Leave from hospital will enable work on warfare injuries



James Kelly, M.D., is on a leave of absence from the clinics of University of Colorado Hospital on the Anschutz Medical Campus and is now in Bethesda, Md., where he will help lead the fight against the signature injuries of modern American warfare.

Kelly is director of the National Intrepid Center of Excellence (NICoE) at the National Naval Medical Center, which works to diagnose and treat soldiers returning from Iraq and Afghanistan with traumatic brain injury and associated disorders, including post-traumatic stress disorder (PTSD).

“There’s essentially nothing equivalent to it in the country at any of the academic centers,” said Kelly, who was a professor of Neurosurgery and Physical Medicine and Rehabilitation at the School of Medicine.
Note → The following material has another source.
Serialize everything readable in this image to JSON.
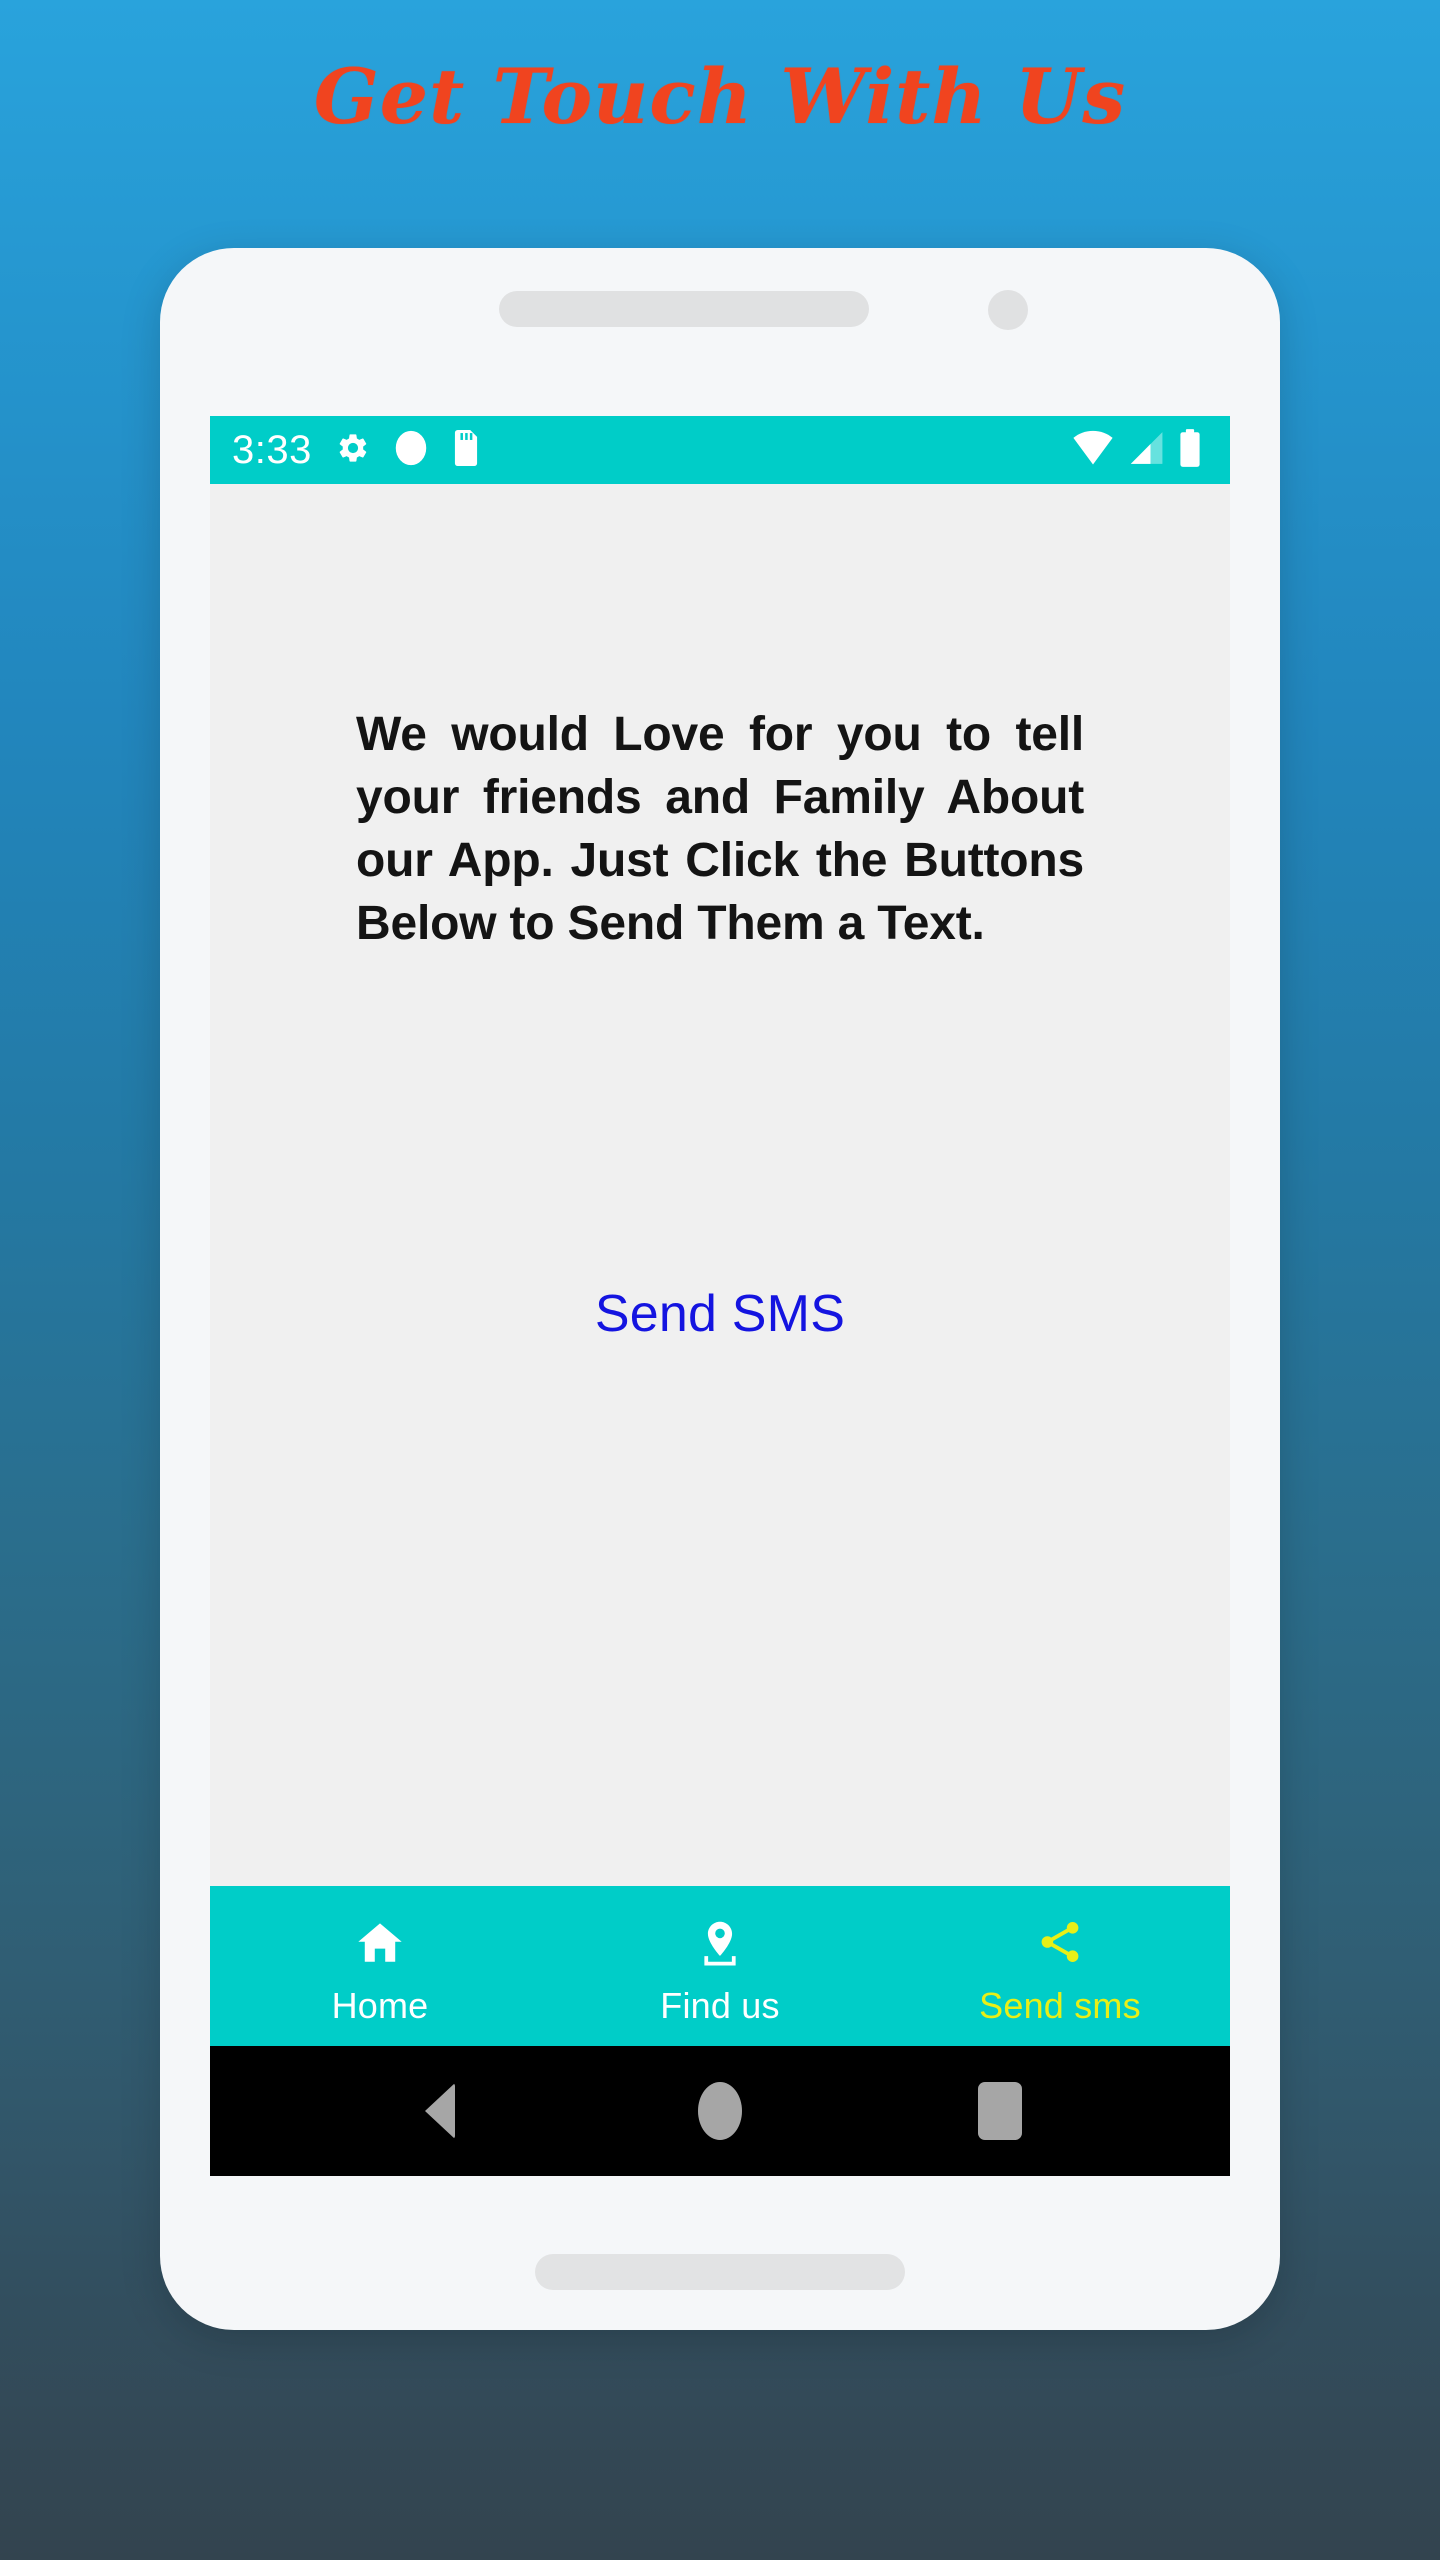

He’s a top concussion expert, a former neurologist for the NFL’s Chicago Bears and co-author of the sports concussion guidelines of the American Academy of Neurology.

He was asked to lead the nascent NICoE in 2008, just after becoming the first chairman of the Defense Health Board’s Traumatic Brain Injury External Advisory Subcommittee for Military Clinical Care, Research and Education.

The patients who began arriving at the center from the front lines eight months ago face much steeper challenges than dinged linebackers do, though.

“It’s not just TBI (traumatic brain injury). These people come back with a combination of concussion and stress reaction, sleep disturbance, substance abuse and chronic pain,” Kelly said. “They’re coming back with problems we’ve never even seen before.”

Athletes with concussions don’t suffer from PTSD or emotional trauma, Kelly said. They usually just want to get back on the field. “It’s completely different when you’re blasted into a building and your buddy’s blown to pieces,” he said.

A 2008 Rand Corporation Study, “Invisible Wounds of War,” estimated that, of the 1.64 million service members deployed in Iraq or Afghanistan through October 2007, roughly 320,000 had suffered a TBI, and 300,000 were suffering from PTSD. Treating TBI alone was costing the military between $600 and $900 million a year, the study estimated.